Top of Dataset extract

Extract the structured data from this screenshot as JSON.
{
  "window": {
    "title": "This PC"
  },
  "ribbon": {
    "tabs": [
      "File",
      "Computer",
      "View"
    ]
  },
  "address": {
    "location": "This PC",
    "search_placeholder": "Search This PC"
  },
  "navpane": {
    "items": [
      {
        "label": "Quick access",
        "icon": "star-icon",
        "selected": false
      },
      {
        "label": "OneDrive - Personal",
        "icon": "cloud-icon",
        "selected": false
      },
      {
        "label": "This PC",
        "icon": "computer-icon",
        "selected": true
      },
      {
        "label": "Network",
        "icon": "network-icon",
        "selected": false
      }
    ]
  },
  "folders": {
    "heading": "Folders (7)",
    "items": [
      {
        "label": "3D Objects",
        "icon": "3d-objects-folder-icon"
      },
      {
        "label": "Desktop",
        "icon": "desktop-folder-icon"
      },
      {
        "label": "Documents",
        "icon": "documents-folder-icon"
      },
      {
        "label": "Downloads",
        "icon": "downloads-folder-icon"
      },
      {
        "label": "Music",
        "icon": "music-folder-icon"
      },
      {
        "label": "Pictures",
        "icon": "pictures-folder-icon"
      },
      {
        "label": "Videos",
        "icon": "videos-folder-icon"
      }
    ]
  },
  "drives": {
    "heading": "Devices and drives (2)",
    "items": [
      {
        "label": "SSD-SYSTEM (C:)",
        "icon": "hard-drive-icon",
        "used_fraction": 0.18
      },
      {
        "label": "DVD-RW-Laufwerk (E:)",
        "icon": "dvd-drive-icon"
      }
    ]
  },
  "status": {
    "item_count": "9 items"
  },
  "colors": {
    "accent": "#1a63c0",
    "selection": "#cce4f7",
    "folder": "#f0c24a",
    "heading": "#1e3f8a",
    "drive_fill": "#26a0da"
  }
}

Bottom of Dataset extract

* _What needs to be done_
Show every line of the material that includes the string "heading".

* _Response for this exercise_
    "heading": "Folders (7)",
    "heading": "Devices and drives (2)",
    "heading": "#1e3f8a",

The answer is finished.